Alan Jacobs

To be sure, most people . . . tend to be intensely interested in justice when it is for themselves. It is the notion of justice for all that is missing from much of our public discourse.

Fleming Rutledge, The Crucifixion

Why is Viola Davis considered a supporting actress?

I think it’s an insult that Viola Davis may be up for an Oscar for “Best Supporting Actress” [in Fences]. Denzel Washington should be nominated for “Best Supporting Actor.” But Davis carried the film with her multi-layered character. Her portrayal of “Rose” made her the star—by far. I don’t think we’ve ever seen a more robust depiction of the valor of Black women and “violence” against Black womanhood. I found myself both rooting for “Rose” and mournfully wishing so many sisters didn’t have to live lives exactly like hers—and worse.

Thabiti Anyabwile. Davis did get that nomination for supporting actress. So what is the difference between supporting and lead role?

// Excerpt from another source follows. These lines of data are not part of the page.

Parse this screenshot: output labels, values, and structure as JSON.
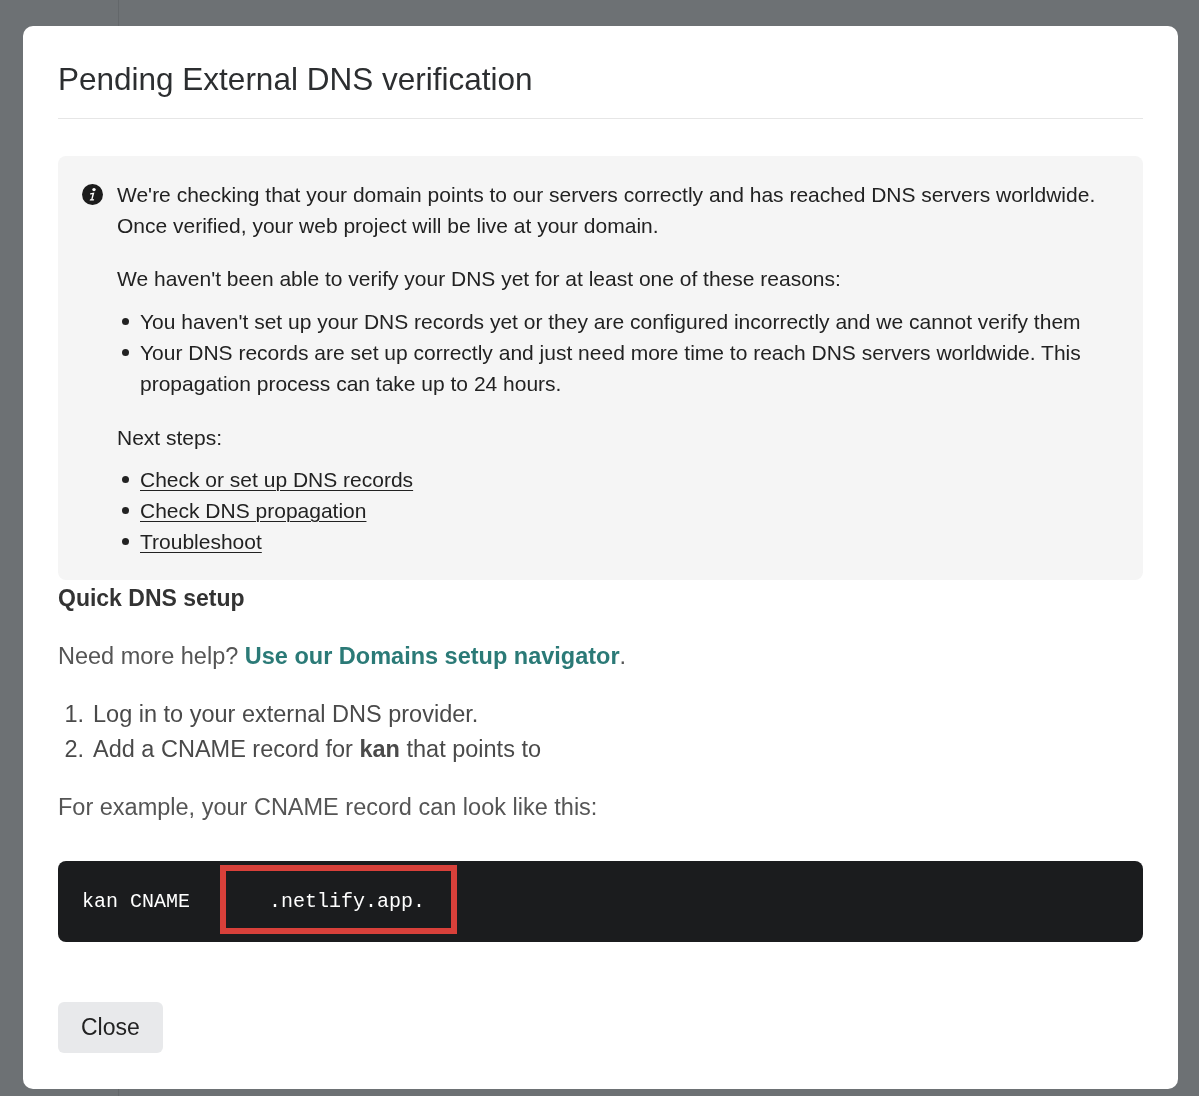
{
  "dialog": {
    "title": "Pending External DNS verification",
    "notice": {
      "paragraphs": [
        "We're checking that your domain points to our servers correctly and has reached DNS servers worldwide. Once verified, your web project will be live at your domain.",
        "We haven't been able to verify your DNS yet for at least one of these reasons:"
      ],
      "reasons": [
        "You haven't set up your DNS records yet or they are configured incorrectly and we cannot verify them",
        "Your DNS records are set up correctly and just need more time to reach DNS servers worldwide. This propagation process can take up to 24 hours."
      ],
      "next_steps_label": "Next steps:",
      "next_steps": [
        {
          "label": "Check or set up DNS records"
        },
        {
          "label": "Check DNS propagation"
        },
        {
          "label": "Troubleshoot"
        }
      ]
    },
    "quick_setup": {
      "heading": "Quick DNS setup",
      "help": {
        "text": "Need more help?",
        "link": "Use our Domains setup navigator",
        "end": "."
      },
      "steps": [
        {
          "number": "1.",
          "text": "Log in to your external DNS provider."
        },
        {
          "number": "2.",
          "text": "Add a CNAME record for **kan** that points to"
        }
      ],
      "example_intro": "For example, your CNAME record can look like this:",
      "example_record": {
        "name": "kan",
        "type": "CNAME",
        "target": ".netlify.app.",
        "highlighted": true
      }
    },
    "buttons": [
      {
        "label": "Close"
      }
    ]
  }
}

I just finished reading the play, Fences, because when I heard August Wilson had won a Pulitzer for it I wanted to read it before I saw the film, and I thought Rose’s situation was not only central to the action but thematically even more gripping than Troy’s–that fence, as Anyabwile points out, represents Rose’s attempt to keep her family in, her hopes that Troy will not drive Cory outside it (she is the one who has asked Troy to build it). Saying Rose is not a lead character is like calling Mark Antony a supporting character in Julius Caesar; but Marlon Brando was nominated for an Academy Award for Best Actor in a Leading Role in 1953. So, huh.

Barton Swaim’s insightful analysis of Trump’s new political rhetoric

There’s something intrinsically false about the rhetoric of healing and unity, no matter who it comes from. A friend of mine, a professor of English with left-of-center tendencies in politics, likes to say that “the rhetoric of consensus is always coercive.” Any time you talk about what “we” believe as Americans — what “this country” was founded on, who “we are” as a nation — you’re forcing a certain kind of unity that many of your listeners, maybe most of them, are excluded from. The rhetoric of consensus may be appropriate on occasions of high ceremony — an inauguration, a State of the Union address — but otherwise it sounds false and cheap to everybody but the winners.

Barton Swaim. I’ve been reading William Zinsser’s On Writing Well with my students and he castigates politicians for using overly-flourished language that hides meaning. It’s the same criticism George Orwell exposed in “Politics and the English Language,” the classic (and just) description of political discourse. But it’s been interesting to read these charges this year, because Donald Trump’s approach has disposed of the usual dressed-up political language. He’s not using faux-sophistication to blur his meaning, nor is he using the approach Barack Obama preferred, the language of unity and eloquence (which, as Swaim points out above, possesses its own implications).

But that is not to describe Trump’s language as more revealing or specific. When he says, “The thing I’m doing, I’m cutting taxes big league,” he’s not hiding behind sophistication or eloquence. Yet neither is he using concrete or specific language. Does “big league” mean anything in particular? To say John Lewis is “all talk” and “no action” certainly lacks sophisticated eloquence and common respect, but isn’t it also meaningless invective? That is, what would the “action” be that would gain respect in this context? Isn’t Lewis’s action in creating a federal health care system exactly what Trump is trying to undo?

Trump’s approach is no more honest than the classically lambasted political discourse, but it is completely different, and I find that Zinsser and Orwell’s indictment of political language, if applied to Trump, are off target. It’s one reason I’m enjoying Barton Swaim’s commentary so much this political season. He is no Trump fan, but he’s tracking Trump’s rhetoric and attempting to articulate what is going on and why, in its own way, it is working.

One reason, he points out (in the article referenced above and in others), is Trump’s approach is markedly different than what we’ve grown used to.